### PROBLEM REQUIREMENTS
Go over the entries and report the lines where the word "Spring" occurs.

### RECORDS
----

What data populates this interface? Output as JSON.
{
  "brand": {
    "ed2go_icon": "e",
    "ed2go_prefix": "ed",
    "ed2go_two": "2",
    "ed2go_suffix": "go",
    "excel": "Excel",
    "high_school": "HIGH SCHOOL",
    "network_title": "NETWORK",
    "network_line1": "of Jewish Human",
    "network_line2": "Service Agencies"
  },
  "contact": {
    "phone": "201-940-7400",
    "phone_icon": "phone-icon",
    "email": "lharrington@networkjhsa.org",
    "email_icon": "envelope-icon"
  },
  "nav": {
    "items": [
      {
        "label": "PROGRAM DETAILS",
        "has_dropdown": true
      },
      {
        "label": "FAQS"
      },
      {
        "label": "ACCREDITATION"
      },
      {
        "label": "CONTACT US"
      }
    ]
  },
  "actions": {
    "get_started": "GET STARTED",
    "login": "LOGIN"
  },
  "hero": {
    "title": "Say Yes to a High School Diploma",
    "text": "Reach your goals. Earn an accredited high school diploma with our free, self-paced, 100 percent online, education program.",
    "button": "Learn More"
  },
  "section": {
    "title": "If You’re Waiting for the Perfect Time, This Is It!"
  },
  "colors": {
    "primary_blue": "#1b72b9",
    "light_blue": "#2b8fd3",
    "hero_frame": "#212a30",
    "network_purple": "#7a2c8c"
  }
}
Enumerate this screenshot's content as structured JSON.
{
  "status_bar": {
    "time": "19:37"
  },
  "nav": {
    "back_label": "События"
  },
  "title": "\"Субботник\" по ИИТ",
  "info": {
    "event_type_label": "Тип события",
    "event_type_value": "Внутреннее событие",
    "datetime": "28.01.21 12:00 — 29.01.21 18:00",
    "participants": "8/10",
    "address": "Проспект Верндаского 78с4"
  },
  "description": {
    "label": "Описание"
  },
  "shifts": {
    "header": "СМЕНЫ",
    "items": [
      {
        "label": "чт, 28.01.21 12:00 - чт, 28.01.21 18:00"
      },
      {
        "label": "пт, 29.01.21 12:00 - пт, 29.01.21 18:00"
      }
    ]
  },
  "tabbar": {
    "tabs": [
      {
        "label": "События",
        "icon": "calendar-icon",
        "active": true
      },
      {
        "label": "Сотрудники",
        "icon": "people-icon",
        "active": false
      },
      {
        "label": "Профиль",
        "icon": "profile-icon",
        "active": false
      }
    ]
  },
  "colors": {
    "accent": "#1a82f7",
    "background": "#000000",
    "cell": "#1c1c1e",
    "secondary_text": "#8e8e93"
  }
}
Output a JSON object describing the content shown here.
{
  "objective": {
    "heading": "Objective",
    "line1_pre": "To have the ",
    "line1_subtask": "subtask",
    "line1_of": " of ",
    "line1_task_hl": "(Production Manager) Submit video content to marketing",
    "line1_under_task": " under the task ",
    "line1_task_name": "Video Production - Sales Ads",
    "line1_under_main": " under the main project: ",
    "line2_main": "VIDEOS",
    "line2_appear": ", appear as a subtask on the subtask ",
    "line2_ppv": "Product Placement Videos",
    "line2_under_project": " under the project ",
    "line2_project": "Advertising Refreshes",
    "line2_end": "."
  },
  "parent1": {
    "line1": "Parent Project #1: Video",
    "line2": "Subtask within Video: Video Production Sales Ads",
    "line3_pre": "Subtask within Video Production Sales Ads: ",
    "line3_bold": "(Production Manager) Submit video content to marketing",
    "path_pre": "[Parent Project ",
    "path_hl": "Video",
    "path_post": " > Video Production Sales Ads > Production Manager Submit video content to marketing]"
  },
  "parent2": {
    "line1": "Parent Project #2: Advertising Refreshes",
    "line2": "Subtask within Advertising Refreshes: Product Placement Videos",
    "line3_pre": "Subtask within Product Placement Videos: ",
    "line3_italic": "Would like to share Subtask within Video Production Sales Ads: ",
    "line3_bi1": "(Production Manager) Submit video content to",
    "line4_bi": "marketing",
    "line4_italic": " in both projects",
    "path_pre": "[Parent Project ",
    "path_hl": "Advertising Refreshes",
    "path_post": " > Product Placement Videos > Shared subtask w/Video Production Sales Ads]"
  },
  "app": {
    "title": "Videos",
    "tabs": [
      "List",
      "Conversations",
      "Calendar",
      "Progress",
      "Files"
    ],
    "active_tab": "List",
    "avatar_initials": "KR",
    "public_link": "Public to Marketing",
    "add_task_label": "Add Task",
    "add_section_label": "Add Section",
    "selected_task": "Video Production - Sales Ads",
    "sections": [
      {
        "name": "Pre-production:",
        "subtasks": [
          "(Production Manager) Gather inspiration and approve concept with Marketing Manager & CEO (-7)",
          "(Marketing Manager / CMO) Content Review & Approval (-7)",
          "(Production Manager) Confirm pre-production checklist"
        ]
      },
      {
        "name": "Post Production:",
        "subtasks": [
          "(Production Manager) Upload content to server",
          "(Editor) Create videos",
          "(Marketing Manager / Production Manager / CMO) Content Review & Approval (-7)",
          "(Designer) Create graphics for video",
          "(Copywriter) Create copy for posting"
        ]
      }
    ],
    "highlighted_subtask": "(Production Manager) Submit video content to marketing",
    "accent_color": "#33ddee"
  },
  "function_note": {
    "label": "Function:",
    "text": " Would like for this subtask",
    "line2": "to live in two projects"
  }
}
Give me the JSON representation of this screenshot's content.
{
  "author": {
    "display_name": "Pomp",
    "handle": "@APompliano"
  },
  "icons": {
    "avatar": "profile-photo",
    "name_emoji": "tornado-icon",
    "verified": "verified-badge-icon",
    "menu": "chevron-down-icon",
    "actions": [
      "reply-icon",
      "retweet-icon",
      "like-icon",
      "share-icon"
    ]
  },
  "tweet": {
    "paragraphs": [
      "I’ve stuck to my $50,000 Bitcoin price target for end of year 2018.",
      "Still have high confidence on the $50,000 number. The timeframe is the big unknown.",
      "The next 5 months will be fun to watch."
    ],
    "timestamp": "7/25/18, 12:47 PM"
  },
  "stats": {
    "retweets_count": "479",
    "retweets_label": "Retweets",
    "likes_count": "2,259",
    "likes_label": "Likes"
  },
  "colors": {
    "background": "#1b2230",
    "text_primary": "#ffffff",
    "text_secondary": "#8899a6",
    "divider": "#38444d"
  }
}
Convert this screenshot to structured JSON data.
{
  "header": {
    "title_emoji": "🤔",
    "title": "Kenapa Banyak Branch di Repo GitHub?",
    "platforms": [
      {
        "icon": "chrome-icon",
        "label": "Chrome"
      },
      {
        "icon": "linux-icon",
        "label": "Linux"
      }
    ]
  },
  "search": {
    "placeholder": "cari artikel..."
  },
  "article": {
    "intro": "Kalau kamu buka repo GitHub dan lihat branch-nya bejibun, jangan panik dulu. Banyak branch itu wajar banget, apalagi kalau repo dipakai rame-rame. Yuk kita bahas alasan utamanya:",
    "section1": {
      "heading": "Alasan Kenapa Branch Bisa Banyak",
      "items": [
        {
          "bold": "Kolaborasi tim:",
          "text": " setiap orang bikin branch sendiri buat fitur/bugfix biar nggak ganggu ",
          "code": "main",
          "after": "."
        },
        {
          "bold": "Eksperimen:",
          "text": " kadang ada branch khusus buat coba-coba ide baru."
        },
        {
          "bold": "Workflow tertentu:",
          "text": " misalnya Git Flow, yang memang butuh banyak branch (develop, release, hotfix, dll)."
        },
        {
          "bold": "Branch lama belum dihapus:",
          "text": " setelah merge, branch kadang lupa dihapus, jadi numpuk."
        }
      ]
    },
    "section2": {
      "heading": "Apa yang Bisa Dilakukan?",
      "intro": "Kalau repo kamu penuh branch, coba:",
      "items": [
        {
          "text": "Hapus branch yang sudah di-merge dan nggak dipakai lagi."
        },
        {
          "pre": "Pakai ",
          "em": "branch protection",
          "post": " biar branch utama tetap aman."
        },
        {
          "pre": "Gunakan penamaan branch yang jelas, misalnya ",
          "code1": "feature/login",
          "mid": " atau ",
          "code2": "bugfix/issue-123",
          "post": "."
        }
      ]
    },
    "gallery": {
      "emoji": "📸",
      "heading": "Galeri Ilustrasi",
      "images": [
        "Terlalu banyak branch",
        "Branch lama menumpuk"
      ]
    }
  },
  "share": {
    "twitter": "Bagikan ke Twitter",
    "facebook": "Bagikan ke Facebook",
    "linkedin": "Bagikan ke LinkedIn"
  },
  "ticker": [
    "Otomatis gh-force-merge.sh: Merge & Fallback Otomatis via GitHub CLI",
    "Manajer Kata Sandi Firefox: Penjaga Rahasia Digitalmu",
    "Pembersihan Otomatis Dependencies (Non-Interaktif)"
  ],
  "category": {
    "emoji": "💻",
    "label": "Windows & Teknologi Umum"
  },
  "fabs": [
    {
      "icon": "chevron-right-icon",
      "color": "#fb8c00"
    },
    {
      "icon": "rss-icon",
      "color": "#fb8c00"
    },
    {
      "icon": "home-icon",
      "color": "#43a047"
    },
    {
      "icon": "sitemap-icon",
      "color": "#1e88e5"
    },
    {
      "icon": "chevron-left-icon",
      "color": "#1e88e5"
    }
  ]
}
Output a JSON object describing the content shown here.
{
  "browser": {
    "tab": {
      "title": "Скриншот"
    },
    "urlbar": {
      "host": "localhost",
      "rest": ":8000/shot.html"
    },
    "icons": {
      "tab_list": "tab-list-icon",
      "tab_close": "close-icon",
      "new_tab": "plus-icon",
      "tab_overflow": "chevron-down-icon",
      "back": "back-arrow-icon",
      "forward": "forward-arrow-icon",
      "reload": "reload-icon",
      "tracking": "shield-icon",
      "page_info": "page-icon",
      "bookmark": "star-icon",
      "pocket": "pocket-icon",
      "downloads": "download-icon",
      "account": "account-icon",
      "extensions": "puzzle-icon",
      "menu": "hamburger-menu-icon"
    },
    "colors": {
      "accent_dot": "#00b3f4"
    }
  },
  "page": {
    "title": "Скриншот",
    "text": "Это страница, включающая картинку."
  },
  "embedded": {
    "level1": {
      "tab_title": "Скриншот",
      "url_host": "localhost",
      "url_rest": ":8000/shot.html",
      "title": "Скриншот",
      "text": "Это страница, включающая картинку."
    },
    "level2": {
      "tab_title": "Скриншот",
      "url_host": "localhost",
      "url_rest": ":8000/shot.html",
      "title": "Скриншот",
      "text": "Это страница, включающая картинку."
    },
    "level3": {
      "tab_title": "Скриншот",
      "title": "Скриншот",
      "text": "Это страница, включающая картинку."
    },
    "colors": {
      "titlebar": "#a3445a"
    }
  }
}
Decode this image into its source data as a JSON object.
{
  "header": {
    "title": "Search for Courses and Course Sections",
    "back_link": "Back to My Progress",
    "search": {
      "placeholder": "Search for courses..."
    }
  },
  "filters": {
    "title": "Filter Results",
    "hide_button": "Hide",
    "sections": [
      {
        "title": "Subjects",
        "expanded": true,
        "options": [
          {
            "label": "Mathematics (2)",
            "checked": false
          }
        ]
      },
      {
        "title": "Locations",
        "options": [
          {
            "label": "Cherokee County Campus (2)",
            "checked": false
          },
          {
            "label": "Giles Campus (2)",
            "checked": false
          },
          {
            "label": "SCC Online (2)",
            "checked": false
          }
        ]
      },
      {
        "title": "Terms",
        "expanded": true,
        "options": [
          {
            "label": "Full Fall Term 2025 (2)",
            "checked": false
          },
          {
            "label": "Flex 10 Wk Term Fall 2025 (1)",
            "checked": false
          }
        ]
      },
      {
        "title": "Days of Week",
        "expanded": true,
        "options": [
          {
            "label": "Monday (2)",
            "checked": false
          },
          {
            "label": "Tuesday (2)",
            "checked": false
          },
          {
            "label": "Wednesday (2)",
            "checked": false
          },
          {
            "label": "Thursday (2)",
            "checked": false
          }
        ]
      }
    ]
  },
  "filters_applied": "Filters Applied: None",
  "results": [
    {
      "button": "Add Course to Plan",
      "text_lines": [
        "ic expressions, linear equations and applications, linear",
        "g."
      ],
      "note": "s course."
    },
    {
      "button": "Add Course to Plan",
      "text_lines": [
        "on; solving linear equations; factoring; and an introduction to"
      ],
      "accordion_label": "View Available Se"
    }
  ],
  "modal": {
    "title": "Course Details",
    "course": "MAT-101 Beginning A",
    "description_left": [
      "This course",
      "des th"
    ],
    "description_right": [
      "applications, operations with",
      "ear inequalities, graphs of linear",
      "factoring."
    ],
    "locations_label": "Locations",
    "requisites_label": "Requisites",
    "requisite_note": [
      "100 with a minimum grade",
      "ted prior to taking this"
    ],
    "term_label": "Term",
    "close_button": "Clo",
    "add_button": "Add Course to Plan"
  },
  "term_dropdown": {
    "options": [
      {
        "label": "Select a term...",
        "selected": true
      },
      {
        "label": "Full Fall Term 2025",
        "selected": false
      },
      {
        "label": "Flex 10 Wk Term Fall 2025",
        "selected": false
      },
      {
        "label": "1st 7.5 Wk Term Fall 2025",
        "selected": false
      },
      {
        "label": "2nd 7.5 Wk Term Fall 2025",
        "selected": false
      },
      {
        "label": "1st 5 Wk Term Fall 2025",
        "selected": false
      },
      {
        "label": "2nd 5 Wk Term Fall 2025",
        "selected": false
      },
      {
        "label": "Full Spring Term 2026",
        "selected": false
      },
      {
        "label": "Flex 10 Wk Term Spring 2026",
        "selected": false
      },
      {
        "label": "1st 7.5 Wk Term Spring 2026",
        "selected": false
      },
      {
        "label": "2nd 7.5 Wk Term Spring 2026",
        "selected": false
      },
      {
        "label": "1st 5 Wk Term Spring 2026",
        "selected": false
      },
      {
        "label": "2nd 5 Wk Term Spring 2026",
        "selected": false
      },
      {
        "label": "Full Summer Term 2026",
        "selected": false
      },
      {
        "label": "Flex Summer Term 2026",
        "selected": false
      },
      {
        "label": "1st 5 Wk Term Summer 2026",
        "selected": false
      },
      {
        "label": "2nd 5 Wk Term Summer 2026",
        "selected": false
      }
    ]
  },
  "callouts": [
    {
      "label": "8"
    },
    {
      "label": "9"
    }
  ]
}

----

### TASK SOLUTION
        "label": "Full Spring Term 2026",
        "label": "Flex 10 Wk Term Spring 2026",
        "label": "1st 7.5 Wk Term Spring 2026",
        "label": "2nd 7.5 Wk Term Spring 2026",
        "label": "1st 5 Wk Term Spring 2026",
        "label": "2nd 5 Wk Term Spring 2026",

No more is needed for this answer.